The sick man’s wife stayed to be present at the conversation, and Alastor, after a bow, took the initiative. He asked if he was in the presence of Professore Macchi — yes (in English) was the answer — and if indeed he had the misfortune to find him ill (yes); he expressed a certain regret for the untimeliness of his visit (yes), together with his gratitude for the work of translation and popularisation to which he, Ponzio Macchi (yes, yes) had dedicated his precious time, which could have been better spent (yes, oh yes). The monologue lasted a couple of minutes; the patient must be suffering greatly. Did he appreciate a little company? Did he want to be left in peace? Were medicines, assistance, advice, information needed? Was he entrusted to a good doctor? Would a further visit be convenient? Or was it better that he should be left entirely alone? To all these questions the answer was an unfailing yes; following which Alastor declared that he thought it appropriate to take his leave, and with another bow he left his translator’s room.

His farewell to the woman who didn’t seem flattered at being called Mrs Macchi took place at the top of the staircase, and after a short time the American was drinking a second little grappa at the grocer’s, and setting his big Lincoln silently in motion.

From 117b Via delle Stringhe, the right-hand staircase, his departure had been observed, between the slats of the still half-closed shutters, by Ponzio Macchi, on his feet, clothed and shod, by his wife and by three highly excited children.

‘Dropped suddenly out of the sky just like that,’ said Ponzio, wiping his brow. ‘He doesn’t know a word of Italian, the great goat! And now what’s he going to do? Did he say he’s coming back?’

‘If he does, you’ll get into bed again,’ his wife sniggered unpleasantly.

‘If it happens, tell him I’m not here, that I’ve left, I’ve gone away for a couple of months. It’s easy; I’ll give you two or three words to say to him.’

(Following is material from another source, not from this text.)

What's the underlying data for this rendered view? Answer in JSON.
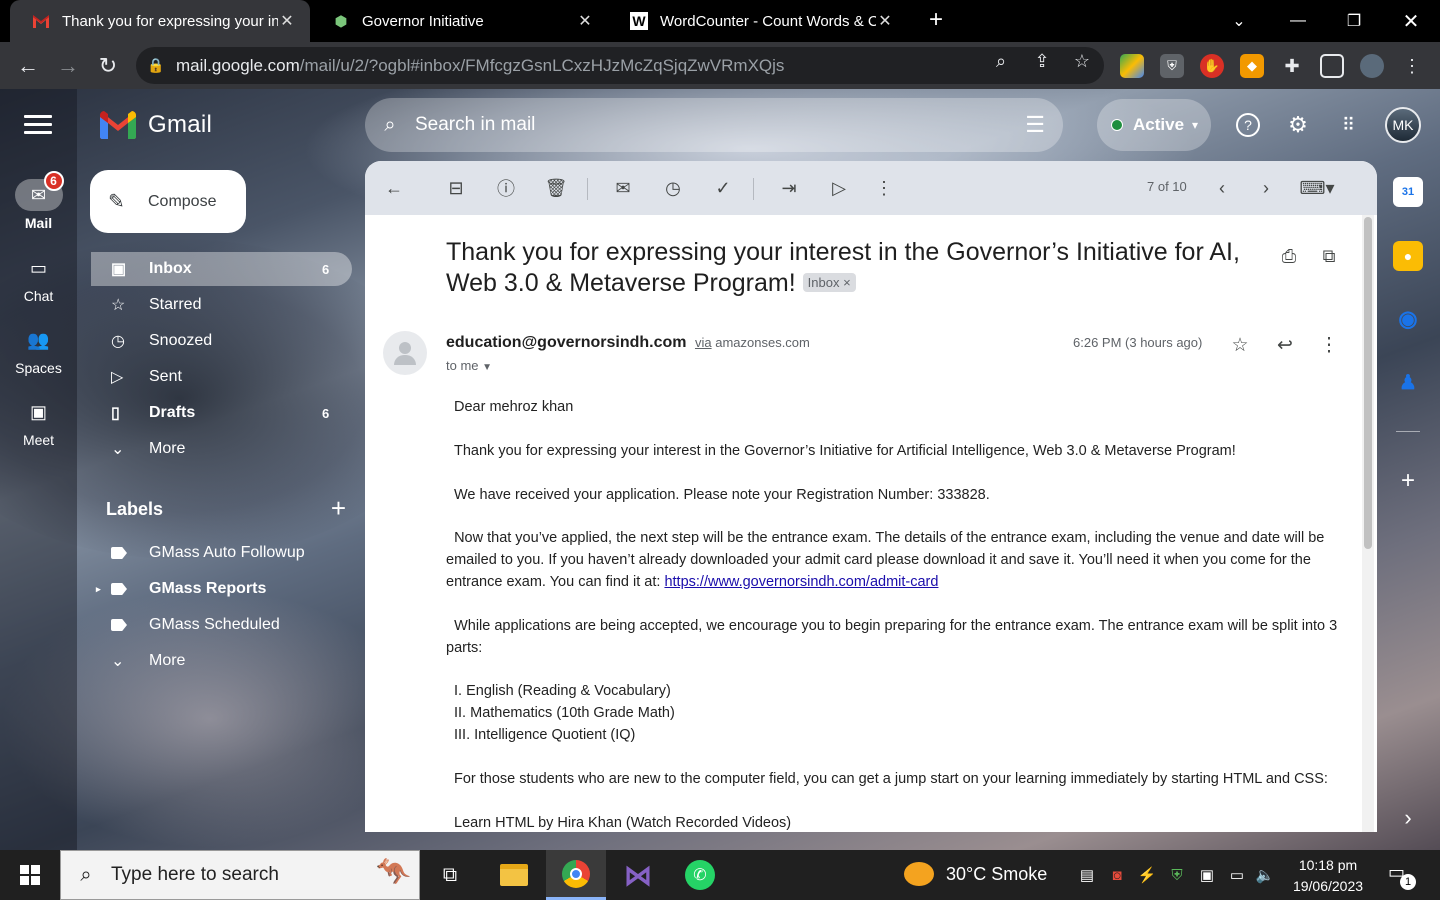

‘If you’d known how to say two or three words, you stupid idiot, you wouldn’t have made such a fool of yourself.’

‘Didn’t I speak the whole time, dimwit? I handled the situation pretty well in the end.’

‘You’d do better to get back to work, you donkey. If he returns I’ll deal with him. But you should have played deaf and dumb.’

In the meantime, Patrick O’ C., at the wheel, was approaching his hotel. He had to leave the next day, and already he was no longer thinking about his translator. If he had guessed the improbable truth, that in that man was hidden a personage worthy of one of his stories, he, who was so greedy for booty of that kind, would probably have considered returning to the attack, whatever the cost.